◆ **Records for this task**

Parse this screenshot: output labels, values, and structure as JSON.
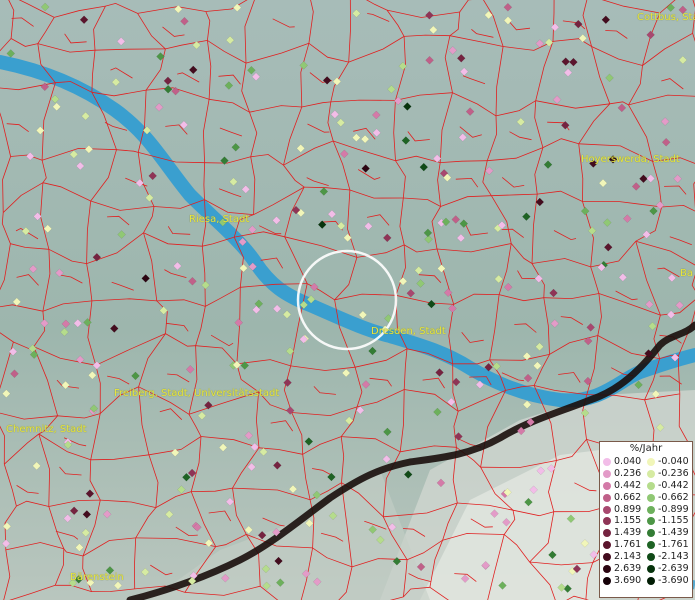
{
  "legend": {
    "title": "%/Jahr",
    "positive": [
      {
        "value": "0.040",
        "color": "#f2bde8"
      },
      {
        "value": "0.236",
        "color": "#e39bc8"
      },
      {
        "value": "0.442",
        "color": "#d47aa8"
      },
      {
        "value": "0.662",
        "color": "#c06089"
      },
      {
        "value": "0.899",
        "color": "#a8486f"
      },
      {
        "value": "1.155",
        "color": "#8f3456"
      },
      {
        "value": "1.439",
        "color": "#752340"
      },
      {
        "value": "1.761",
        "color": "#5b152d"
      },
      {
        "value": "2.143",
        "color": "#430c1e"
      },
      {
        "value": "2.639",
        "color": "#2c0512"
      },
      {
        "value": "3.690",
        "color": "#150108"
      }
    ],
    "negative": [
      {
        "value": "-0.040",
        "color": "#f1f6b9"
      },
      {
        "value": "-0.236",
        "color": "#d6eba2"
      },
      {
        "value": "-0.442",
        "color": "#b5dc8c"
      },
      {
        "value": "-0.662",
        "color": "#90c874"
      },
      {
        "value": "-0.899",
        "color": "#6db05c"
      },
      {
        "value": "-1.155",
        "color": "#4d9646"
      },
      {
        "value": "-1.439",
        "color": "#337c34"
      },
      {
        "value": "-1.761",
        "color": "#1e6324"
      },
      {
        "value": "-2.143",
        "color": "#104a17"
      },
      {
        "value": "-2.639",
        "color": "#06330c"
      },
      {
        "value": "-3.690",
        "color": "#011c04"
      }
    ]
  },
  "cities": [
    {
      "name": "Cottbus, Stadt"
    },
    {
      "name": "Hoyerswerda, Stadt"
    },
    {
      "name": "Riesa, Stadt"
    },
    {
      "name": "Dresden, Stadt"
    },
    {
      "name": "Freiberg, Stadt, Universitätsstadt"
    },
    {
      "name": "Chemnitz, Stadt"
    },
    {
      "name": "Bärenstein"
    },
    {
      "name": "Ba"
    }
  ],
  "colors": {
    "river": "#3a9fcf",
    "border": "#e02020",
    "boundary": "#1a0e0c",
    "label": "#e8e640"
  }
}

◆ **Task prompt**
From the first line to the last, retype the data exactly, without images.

◆ **Response box**
Parse this screenshot: output labels, values, and structure as JSON.
{
  "legend": {
    "title": "%/Jahr",
    "positive": [
      {
        "value": "0.040",
        "color": "#f2bde8"
      },
      {
        "value": "0.236",
        "color": "#e39bc8"
      },
      {
        "value": "0.442",
        "color": "#d47aa8"
      },
      {
        "value": "0.662",
        "color": "#c06089"
      },
      {
        "value": "0.899",
        "color": "#a8486f"
      },
      {
        "value": "1.155",
        "color": "#8f3456"
      },
      {
        "value": "1.439",
        "color": "#752340"
      },
      {
        "value": "1.761",
        "color": "#5b152d"
      },
      {
        "value": "2.143",
        "color": "#430c1e"
      },
      {
        "value": "2.639",
        "color": "#2c0512"
      },
      {
        "value": "3.690",
        "color": "#150108"
      }
    ],
    "negative": [
      {
        "value": "-0.040",
        "color": "#f1f6b9"
      },
      {
        "value": "-0.236",
        "color": "#d6eba2"
      },
      {
        "value": "-0.442",
        "color": "#b5dc8c"
      },
      {
        "value": "-0.662",
        "color": "#90c874"
      },
      {
        "value": "-0.899",
        "color": "#6db05c"
      },
      {
        "value": "-1.155",
        "color": "#4d9646"
      },
      {
        "value": "-1.439",
        "color": "#337c34"
      },
      {
        "value": "-1.761",
        "color": "#1e6324"
      },
      {
        "value": "-2.143",
        "color": "#104a17"
      },
      {
        "value": "-2.639",
        "color": "#06330c"
      },
      {
        "value": "-3.690",
        "color": "#011c04"
      }
    ]
  },
  "cities": [
    {
      "name": "Cottbus, Stadt"
    },
    {
      "name": "Hoyerswerda, Stadt"
    },
    {
      "name": "Riesa, Stadt"
    },
    {
      "name": "Dresden, Stadt"
    },
    {
      "name": "Freiberg, Stadt, Universitätsstadt"
    },
    {
      "name": "Chemnitz, Stadt"
    },
    {
      "name": "Bärenstein"
    },
    {
      "name": "Ba"
    }
  ],
  "colors": {
    "river": "#3a9fcf",
    "border": "#e02020",
    "boundary": "#1a0e0c",
    "label": "#e8e640"
  }
}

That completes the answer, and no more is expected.